Volume 50 | Number 2 | April 2015

Abstract List

Jane E. Miller Ph.D., Colleen N. Nugent Ph.D., Louise B. Russell Ph.D.


To examine which components of medical homes affect time families spend arranging/coordinating health care for their children with special health care needs (s) and providing health care at home.

Data Sources

2009–2010 National Survey of Children with Special Health Care Needs (‐), a population‐based survey of 40,242 s.

Study Design

‐ is a cross‐sectional, observational study. We used generalized ordered logistic regression, testing for nonproportional odds in the associations between each of five medical home components and time burden, controlling for insurance, child health, and sociodemographics.

Data Collection/Extraction Methods

Medical home components were collected using Child and Adolescent Health Measurement Initiative definitions.

Principal Findings

Family‐centered care, care coordination, and obtaining needed referrals were associated with 15–32 percent lower odds of time burdens arranging/coordinating and 16–19 percent lower odds providing health care. All five components together were associated with lower odds of time burdens, with greater reductions for higher burdens providing care.

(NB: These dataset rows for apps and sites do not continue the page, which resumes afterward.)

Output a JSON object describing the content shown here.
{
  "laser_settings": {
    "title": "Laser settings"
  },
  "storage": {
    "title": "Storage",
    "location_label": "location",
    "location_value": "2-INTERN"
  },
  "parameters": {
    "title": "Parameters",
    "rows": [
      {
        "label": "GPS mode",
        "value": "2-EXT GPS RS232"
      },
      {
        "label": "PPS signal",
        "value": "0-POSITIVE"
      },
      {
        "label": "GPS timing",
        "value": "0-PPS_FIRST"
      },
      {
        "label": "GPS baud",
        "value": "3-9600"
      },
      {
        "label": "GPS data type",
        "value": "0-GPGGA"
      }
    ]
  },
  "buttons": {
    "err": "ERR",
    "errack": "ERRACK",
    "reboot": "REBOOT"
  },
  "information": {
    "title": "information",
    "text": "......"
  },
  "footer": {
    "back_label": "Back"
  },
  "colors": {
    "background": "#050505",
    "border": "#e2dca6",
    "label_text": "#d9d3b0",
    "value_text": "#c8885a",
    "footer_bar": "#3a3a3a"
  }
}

Three of the five medical home components were associated with lower family time burdens arranging/coordinating and providing health care for children with chronic conditions. If the 55 percent of s lacking medical homes had one, the share of families with time burdens arranging care could be reduced by 13 percent.